Agriculture Minister Veng Sakhon yesterday said that the Kingdom’s agriculture sector is almost 100 percent mechanized, with only a small percentage of farmers still using cattle to cultivate their land.
Issuing the ministry’s report at the close of the ministry’s annual conference, Mr Sakhon said that last year the use of cattle in the agriculture sector fell to 3.2 percent and more than 96 percent of farmers are now using machines to plough their land.
“The evolution of mechanization in the sector is improving,” he said. “Last year the use of machines to plough land reached 96.86 percent.”
Mr Sakhon also said that last year 3.34 million hectares of land were used for rice cultivation across the country, which surpassed the ministry’s target for the year.
He said 2.75 million hectares was cultivated during the rainy season and 590,000 hectares during the dry season.
“The land area used for cultivation increased by about four percent compared to 2017,” Mr Sakhon noted. “Rice production, both during the rainy and dry seasons, increased by about 1.66 percent compared to 2017.”
Prime Minister Hun Sen, who was present at the event yesterday, said that while the increased use of mechanization in the sector was a good sign, there were also drawbacks.

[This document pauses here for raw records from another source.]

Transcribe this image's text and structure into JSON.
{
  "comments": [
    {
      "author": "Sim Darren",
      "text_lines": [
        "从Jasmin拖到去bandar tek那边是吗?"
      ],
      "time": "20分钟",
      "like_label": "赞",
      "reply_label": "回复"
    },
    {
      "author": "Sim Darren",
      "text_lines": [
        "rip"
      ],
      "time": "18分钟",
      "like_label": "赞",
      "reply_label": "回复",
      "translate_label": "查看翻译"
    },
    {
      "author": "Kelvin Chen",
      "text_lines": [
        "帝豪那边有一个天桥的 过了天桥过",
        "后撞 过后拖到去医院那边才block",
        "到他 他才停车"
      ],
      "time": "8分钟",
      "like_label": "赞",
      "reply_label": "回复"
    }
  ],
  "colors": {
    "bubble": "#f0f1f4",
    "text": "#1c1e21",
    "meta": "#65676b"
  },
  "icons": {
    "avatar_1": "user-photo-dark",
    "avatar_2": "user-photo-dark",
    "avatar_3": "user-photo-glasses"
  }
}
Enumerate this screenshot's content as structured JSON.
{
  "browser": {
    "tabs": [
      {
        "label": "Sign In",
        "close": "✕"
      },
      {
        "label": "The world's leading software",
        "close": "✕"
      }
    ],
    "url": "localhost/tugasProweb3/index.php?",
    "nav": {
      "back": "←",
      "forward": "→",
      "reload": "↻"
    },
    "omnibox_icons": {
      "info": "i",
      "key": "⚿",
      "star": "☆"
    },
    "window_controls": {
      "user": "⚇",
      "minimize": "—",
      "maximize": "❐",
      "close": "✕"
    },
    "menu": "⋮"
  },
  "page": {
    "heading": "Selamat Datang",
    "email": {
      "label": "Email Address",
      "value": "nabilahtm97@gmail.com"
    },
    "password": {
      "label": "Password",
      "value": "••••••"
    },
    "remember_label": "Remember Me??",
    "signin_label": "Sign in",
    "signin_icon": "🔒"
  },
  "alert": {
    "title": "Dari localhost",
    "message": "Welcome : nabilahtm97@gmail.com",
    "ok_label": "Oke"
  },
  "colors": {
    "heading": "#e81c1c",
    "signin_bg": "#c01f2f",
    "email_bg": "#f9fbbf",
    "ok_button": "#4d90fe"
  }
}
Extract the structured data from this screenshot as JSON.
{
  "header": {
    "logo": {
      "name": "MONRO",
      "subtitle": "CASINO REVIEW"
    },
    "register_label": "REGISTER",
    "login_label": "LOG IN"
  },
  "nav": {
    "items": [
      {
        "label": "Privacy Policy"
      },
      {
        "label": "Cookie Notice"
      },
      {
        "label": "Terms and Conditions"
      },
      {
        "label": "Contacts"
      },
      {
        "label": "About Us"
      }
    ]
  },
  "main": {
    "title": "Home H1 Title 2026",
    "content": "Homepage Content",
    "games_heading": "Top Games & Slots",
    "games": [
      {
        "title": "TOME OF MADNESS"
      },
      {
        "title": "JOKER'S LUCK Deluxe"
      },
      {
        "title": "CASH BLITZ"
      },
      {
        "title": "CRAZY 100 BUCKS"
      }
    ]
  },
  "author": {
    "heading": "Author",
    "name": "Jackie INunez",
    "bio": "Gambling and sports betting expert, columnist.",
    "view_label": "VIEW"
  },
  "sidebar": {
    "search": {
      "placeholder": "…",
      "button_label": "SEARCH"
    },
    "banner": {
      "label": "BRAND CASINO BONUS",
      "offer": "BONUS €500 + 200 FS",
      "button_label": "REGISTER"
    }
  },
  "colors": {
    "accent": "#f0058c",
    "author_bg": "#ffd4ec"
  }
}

“Of course we are gratified to see the growing use of machinery and a drop in the use of cattle to plough land,” he said. “But we also have to consider that the use of machines pushes up cultivation costs for farmers because they have to buy a lot of fuel.”
Mr Hun Sen said that even though the farmers are using machines to plough their land, they should keep rearing cattle to sell in the markets to supplement their incomes.
“What we are concerned about is when they stop using cattle to plough their lands, they may stop rearing them to cut feeding costs and use the money to buy fuel for their machines,” he said.
Horm Hy, a farmer in Battambang province’s Bavil district, yesterday said that almost all the farmers in the district are using tractors, instead of cattle, to plough their rice fields.
“We stopped using cattle for ploughing several years ago,” he said. “We use tractors because we can plough our land faster than when we use cattle.”
Mr Hy noted that some farmers have sold off all their cattle while some are still rearing them to earn extra income to support their families.